The People’s Bank of China has announced new anti-money laundering (AML) and counter-terrorism financing regulations for online financial institutions (FIs). According to Reuters, the new rules — which take effect on Jan. 1 — order institutions to set up internal control mechanisms for preventing money laundering and terrorism financing, following know your customer (KYC) rules, and reporting large and suspicious transactions quickly.
The country’s central bank added that it would improve its own supervision process for fighting money laundering and terrorism financing.
China isn’t the only region dealing with these issues. Earlier this year, it was revealed that Iceland’s efforts over the last decade to focus on crimes that were associated with the financial crisis around the globe has hurt its law enforcement of money laundering and terrorism financing. The report comes after a group of Icelandic thieves recently stole 600 computers used to “mine” bitcoin in what local law enforcement called the biggest theft in the nation’s history.
Following scandals at several European lenders, the European Central Bank (ECB) announced last month that it wants the European Union (EU) to step up enforcement of AML rules. To that end, the bank has recommended that the bloc make a “single agency” for the task as the ideal solution. The European Commission (EC) is even planning to provide EU states with guidelines for handling national schemes to sell passports and residency permits to wealthy foreigners.
Late last year, the Australian Senate passed legislation extending AML and counter-terrorism financing regulation of digital currency exchanges. Government officials had previously blamed the growth in online banking, and digital currencies like bitcoin, for the huge increase in organized crime in the country’s financial sector.
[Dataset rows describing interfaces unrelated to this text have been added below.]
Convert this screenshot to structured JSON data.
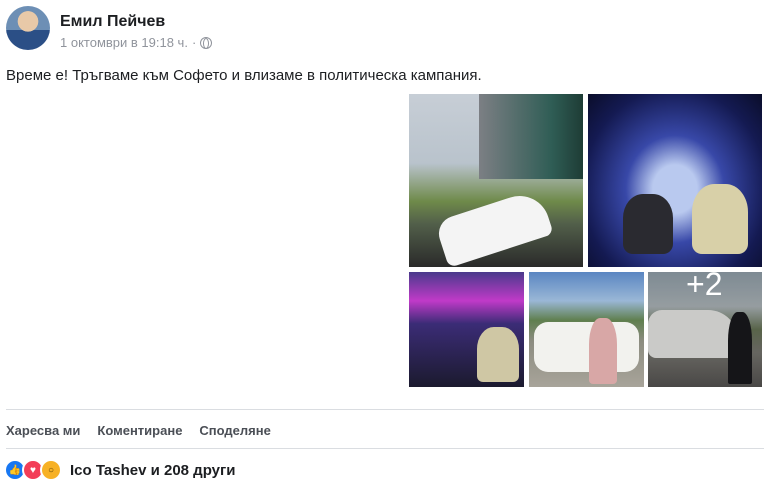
{
  "post": {
    "author": "Емил Пейчев",
    "timestamp": "1 октомври в 19:18 ч.",
    "separator": "·",
    "text": "Време е! Тръгваме към Софето и влизаме в политическа кампания.",
    "more_photos": "+2"
  },
  "actions": {
    "like": "Харесва ми",
    "comment": "Коментиране",
    "share": "Споделяне"
  },
  "reactions": {
    "summary": "Ico Tashev и 208 други",
    "icons": [
      "like-icon",
      "love-icon",
      "wow-icon"
    ]
  },
  "colors": {
    "like": "#1877f2",
    "love": "#f33e58",
    "wow": "#f7b125"
  }
}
In fact, the government estimated that money laundering and other financial crimes committed by organized gangs is costing Australia $28.43 billion each year.